After playing only two snaps in the preseason opener, many read Douglas sitting out the game against the Texans as a signal that he's considered a frontline player already. On Monday, Douglas's reps in a two-minute drill was another signal that the team views him as a potential immediate contributor this season.
During the two-minute drill, Douglas caught an underneath route where the defense was in a cover-two man coverage. In two-man, the man coverage defenders play with inside leverage because they have split-safety help over the top. Despite the defender sitting inside of him, Douglas was able to cross the defender's face to win inside on the route, showing off that quick-twitch route-running ability that has made him a training camp favorite.
Although it was only one route, Douglas's savviness to set up defenders in his route stem, which opens pathways for him to create separation in his route breaks, was on film last Thursday night.
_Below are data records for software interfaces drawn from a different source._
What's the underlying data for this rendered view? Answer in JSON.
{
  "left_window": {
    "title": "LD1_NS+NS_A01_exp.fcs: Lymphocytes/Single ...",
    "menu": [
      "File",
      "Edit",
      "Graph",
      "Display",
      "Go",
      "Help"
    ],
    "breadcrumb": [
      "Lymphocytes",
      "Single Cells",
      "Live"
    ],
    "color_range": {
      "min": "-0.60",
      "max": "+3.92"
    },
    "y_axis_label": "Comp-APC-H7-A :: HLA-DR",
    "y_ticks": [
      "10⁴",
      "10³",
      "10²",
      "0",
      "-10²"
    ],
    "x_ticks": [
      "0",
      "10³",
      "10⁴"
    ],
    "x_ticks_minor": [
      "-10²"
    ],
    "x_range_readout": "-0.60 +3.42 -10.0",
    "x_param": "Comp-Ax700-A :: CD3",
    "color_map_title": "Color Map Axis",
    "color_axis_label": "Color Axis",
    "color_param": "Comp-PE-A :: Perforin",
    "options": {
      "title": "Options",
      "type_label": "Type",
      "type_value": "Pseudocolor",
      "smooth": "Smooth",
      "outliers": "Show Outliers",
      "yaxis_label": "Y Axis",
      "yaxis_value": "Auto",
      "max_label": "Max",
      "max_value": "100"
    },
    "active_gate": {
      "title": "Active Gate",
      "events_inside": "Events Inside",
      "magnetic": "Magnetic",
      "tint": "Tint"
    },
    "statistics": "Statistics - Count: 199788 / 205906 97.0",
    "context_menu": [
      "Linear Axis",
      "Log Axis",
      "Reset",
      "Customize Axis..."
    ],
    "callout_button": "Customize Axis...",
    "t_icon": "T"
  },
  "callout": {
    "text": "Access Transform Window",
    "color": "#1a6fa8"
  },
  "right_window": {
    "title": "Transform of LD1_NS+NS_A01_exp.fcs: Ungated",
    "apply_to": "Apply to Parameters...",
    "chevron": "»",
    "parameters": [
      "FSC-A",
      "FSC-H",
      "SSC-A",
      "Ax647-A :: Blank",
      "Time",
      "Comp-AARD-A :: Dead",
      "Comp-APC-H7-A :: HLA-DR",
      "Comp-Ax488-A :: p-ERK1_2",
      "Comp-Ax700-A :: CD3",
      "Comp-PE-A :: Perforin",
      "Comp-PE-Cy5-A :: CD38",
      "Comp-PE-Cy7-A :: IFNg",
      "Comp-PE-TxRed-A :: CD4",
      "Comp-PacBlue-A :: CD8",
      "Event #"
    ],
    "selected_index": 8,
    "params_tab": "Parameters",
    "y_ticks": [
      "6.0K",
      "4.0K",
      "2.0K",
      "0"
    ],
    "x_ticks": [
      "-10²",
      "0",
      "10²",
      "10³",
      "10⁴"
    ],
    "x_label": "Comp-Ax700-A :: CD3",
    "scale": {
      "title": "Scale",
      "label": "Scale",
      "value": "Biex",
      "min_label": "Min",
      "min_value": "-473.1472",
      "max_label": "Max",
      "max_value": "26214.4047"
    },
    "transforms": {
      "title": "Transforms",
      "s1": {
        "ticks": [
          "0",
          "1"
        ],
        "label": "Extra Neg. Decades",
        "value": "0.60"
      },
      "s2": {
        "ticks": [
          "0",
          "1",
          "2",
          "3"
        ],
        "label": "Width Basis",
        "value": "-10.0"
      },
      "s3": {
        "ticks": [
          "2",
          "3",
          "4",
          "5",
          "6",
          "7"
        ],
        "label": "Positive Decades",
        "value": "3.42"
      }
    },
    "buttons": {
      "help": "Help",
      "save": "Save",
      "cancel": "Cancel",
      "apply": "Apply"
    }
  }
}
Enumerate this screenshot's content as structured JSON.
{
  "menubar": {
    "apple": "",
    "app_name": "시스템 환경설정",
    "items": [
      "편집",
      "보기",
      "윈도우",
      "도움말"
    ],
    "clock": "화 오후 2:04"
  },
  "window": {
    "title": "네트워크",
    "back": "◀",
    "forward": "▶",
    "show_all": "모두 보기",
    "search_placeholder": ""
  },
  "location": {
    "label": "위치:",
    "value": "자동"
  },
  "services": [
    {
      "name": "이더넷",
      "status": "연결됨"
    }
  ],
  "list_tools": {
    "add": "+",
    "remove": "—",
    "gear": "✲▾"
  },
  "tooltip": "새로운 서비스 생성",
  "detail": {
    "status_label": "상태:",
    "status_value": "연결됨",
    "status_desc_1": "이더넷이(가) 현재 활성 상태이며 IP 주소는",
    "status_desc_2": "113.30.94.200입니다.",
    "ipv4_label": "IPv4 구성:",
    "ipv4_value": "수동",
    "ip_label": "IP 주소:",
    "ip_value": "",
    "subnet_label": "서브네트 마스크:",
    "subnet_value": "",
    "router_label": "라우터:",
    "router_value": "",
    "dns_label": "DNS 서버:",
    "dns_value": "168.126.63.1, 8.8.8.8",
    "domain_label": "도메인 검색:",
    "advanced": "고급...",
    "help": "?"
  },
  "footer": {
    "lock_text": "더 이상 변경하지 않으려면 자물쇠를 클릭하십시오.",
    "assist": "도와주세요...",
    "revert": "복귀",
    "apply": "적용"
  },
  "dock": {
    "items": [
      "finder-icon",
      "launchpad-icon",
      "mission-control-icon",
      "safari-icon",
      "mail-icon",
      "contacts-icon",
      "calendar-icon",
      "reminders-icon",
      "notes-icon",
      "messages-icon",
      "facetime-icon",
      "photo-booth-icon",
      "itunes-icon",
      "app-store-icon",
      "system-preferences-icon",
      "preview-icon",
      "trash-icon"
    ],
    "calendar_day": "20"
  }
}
Now, the rookie will go against Packers Pro Bowl corner Jaire Alexander and company this week out in Green Bay, giving Douglas a chance to showcase his skills against other elite corners.
If the rookie wideout passes that test, we'll move beyond discussing Douglas as a 53-man roster lock and into instant-contributor territory.
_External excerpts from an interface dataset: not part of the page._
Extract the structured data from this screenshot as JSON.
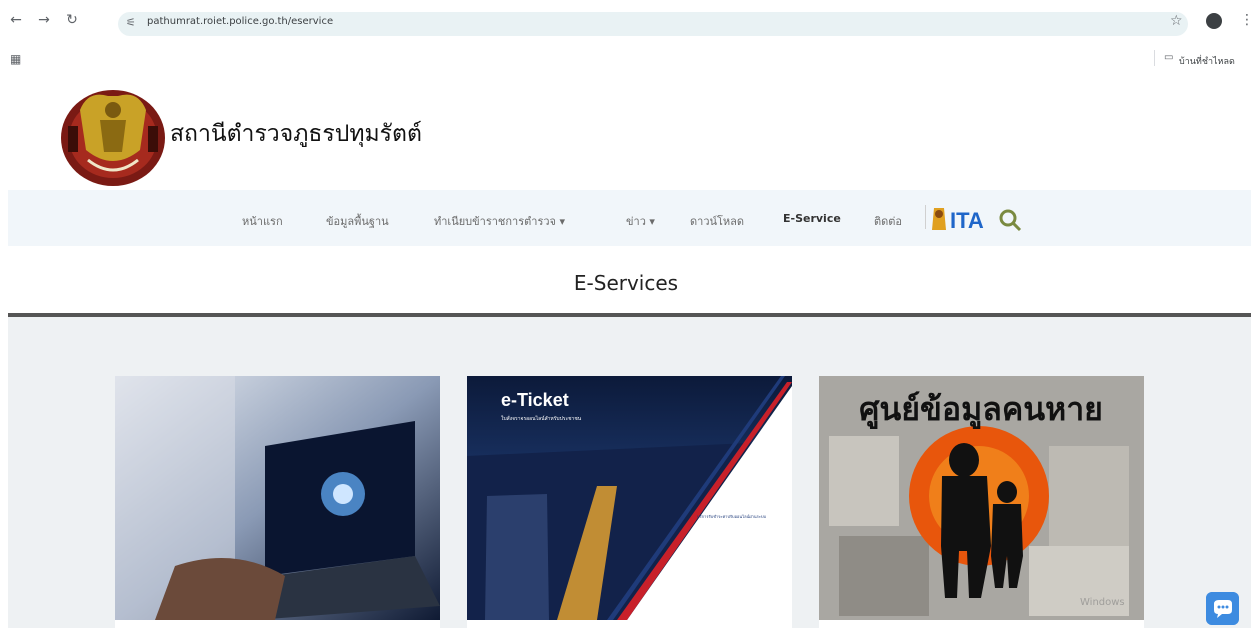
{
  "browser": {
    "url": "pathumrat.roiet.police.go.th/eservice",
    "bookmark_folder_label": "บ้านที่ชำไหลด"
  },
  "site": {
    "title": "สถานีตำรวจภูธรปทุมรัตต์"
  },
  "nav": {
    "items": [
      {
        "label": "หน้าแรก"
      },
      {
        "label": "ข้อมูลพื้นฐาน"
      },
      {
        "label": "ทำเนียบข้าราชการตำรวจ ▾"
      },
      {
        "label": "ข่าว ▾"
      },
      {
        "label": "ดาวน์โหลด"
      },
      {
        "label": "E-Service"
      },
      {
        "label": "ติดต่อ"
      }
    ],
    "ita_label": "ITA"
  },
  "page": {
    "heading": "E-Services"
  },
  "cards": [
    {
      "image": "laptop-security"
    },
    {
      "image": "e-ticket",
      "title": "e-Ticket",
      "subtitle": "ใบสั่งจราจรออนไลน์สำหรับประชาชน",
      "note": "บริการรับชำระค่าปรับออนไลน์ผ่านระบบ"
    },
    {
      "image": "missing-persons",
      "title": "ศูนย์ข้อมูลคนหาย",
      "watermark": "Windows"
    }
  ],
  "colors": {
    "navbar_bg": "#f1f6fa",
    "content_bg": "#eef1f3",
    "chat_button": "#3d8be0"
  }
}
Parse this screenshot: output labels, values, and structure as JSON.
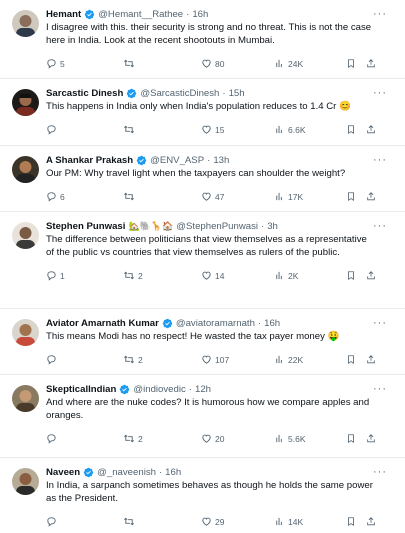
{
  "tweets": [
    {
      "name": "Hemant",
      "handle": "@Hemant__Rathee",
      "time": "16h",
      "emoji": "",
      "text": "I disagree with this. their security is strong and no threat. This is not the case here in India. Look at the recent shootouts in Mumbai.",
      "replies": "5",
      "retweets": "",
      "likes": "80",
      "views": "24K",
      "avatar_color": "#b8b2a8"
    },
    {
      "name": "Sarcastic Dinesh",
      "handle": "@SarcasticDinesh",
      "time": "15h",
      "emoji": "",
      "text": "This happens in India only when India's population reduces to 1.4 Cr 😊",
      "replies": "",
      "retweets": "",
      "likes": "15",
      "views": "6.6K",
      "avatar_color": "#3a2a22"
    },
    {
      "name": "A Shankar Prakash",
      "handle": "@ENV_ASP",
      "time": "13h",
      "emoji": "",
      "text": "Our PM: Why travel light when the taxpayers can shoulder the weight?",
      "replies": "6",
      "retweets": "",
      "likes": "47",
      "views": "17K",
      "avatar_color": "#4d4538"
    },
    {
      "name": "Stephen Punwasi",
      "handle": "@StephenPunwasi",
      "time": "3h",
      "emoji": "🏡🐘🦒🏠",
      "text": "The difference between politicians that view themselves as a representative of the public vs countries that view themselves as rulers of the public.",
      "replies": "1",
      "retweets": "2",
      "likes": "14",
      "views": "2K",
      "avatar_color": "#6a5a4c"
    },
    {
      "name": "Aviator Amarnath Kumar",
      "handle": "@aviatoramarnath",
      "time": "16h",
      "emoji": "",
      "text": "This means Modi has no respect! He wasted the tax payer money 🤑",
      "replies": "",
      "retweets": "2",
      "likes": "107",
      "views": "22K",
      "avatar_color": "#c84a3a"
    },
    {
      "name": "SkepticalIndian",
      "handle": "@indiovedic",
      "time": "12h",
      "emoji": "",
      "text": "And where are the nuke codes? It is humorous how we compare apples and oranges.",
      "replies": "",
      "retweets": "2",
      "likes": "20",
      "views": "5.6K",
      "avatar_color": "#6b5a45"
    },
    {
      "name": "Naveen",
      "handle": "@_naveenish",
      "time": "16h",
      "emoji": "",
      "text": "In India, a sarpanch sometimes behaves as though he holds the same power as the President.",
      "replies": "",
      "retweets": "",
      "likes": "29",
      "views": "14K",
      "avatar_color": "#5a4a3c"
    }
  ],
  "colors": {
    "verified": "#1d9bf0",
    "muted": "#536471",
    "divider": "#e6ecf0"
  },
  "icons": {
    "reply": "reply-icon",
    "retweet": "retweet-icon",
    "like": "heart-icon",
    "views": "views-chart-icon",
    "bookmark": "bookmark-icon",
    "share": "share-icon",
    "more": "more-dots-icon",
    "verified": "verified-badge-icon"
  }
}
4. OT Trent Brown Sees First Live Action in Monday's Padded Practice
With the hulking left tackle spending the bulk of the summer on the conditioning field, it was notable to see Trent Brown participating in team drills in a fully padded session for the first time this summer. Until now, Brown has only repped in non-padded or slower-paced team drills.
Brown told reporters last week that an undisclosed injury was holding him out of practice. But with joint practices signaling a ramp-up in intensity with the regular season around the corner, it's a great sign that the veteran OT is getting healthier and doing more at practice.
New England's offensive line has been dealing with several injuries to projected starters, with Cole Strange, Mike Onwenu (PUP), and newcomer Calvin Anderson (NFI) joining Brown as non-participants for most of camp. The voids left behind by the Pats frontline guys in the trenches have led to uneven offensive line play in camp and the preseason opener.
However, with Brown back in the fold and Strange hanging around practice more in uniform, the Patriots might be getting some reinforcements back along the offensive line. Although the O-Line play has been tough to watch at times, it's important to remember that the projected starting five in front of Mac Jones has yet to take a single practice rep together.
Over the last two practices, the Patriots have experimented with different offensive line configurations coming off last Thursday night game. Among the changes were kicking veteran Riley Reiff inside to guard and giving rookie Sidy Sow more opportunities at right tackle.
With Onwenu's unknown status, Reiff, who doesn't have the foot speed he once did heading into year 14, could be better-suited for guard, while the team must've liked Sow's preseason performance. It could also open the door for Onwenu to play right tackle as he did as a rookie.
Between the tinkering and getting players back healthy, the Patriots will hopefully settle on a five-man unit that can deliver more consistent play over the next 11 days on the road.
5. RB Rhamondre Stevenson Finds Some Daylight in Monday's Session
On the day the Patriots signed three-time Pro Bowler Ezekiel Elliott to pair with lead-back Rhamondre Stevenson, one last bright spot from Monday's practice was Stevenson finally finding some daylight. Stevenson's first big-gainer came on an inside handoff, likely duo or inside zone, which got a round of applause from his offensive teammates on the sideline. The other explosive play came on a mesh crossing concept. The Pats ran two wideouts on short and intermediate crossers while Stevenson crisscrossed with them in the middle of the field from out of the backfield. Stevenson got lost in the traffic and got loose for a roughly 40-yard touchdown to end Mac Jones's two-minute drill. Even with Elliott now in the fold, Stevenson is heading toward another monster year.